(Dataset extract Opens)
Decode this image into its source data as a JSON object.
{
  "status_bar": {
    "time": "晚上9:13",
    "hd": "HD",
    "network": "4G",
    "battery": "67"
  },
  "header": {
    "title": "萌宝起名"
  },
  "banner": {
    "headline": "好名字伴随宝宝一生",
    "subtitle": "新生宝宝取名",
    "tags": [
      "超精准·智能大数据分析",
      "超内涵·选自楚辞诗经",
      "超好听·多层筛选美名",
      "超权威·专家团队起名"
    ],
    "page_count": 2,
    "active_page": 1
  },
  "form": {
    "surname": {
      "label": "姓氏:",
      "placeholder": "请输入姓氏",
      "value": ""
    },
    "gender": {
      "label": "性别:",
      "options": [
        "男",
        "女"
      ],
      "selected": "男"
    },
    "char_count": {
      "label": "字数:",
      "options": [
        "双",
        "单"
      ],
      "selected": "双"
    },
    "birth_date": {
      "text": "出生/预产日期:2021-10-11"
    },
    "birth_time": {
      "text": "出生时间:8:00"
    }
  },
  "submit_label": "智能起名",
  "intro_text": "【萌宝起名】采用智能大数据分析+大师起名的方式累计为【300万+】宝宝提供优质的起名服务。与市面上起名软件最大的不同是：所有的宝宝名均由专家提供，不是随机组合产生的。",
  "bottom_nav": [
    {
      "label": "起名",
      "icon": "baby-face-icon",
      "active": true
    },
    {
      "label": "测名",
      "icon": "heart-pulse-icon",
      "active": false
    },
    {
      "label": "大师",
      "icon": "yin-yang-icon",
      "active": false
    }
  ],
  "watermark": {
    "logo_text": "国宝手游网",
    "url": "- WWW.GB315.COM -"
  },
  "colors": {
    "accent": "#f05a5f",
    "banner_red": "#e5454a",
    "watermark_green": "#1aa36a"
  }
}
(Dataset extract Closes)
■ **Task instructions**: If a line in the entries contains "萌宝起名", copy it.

■ **Solution to this exercise**:
    "title": "萌宝起名"
  "intro_text": "【萌宝起名】采用智能大数据分析+大师起名的方式累计为【300万+】宝宝提供优质的起名服务。与市面上起名软件最大的不同是：所有的宝宝名均由专家提供，不是随机组合产生的。",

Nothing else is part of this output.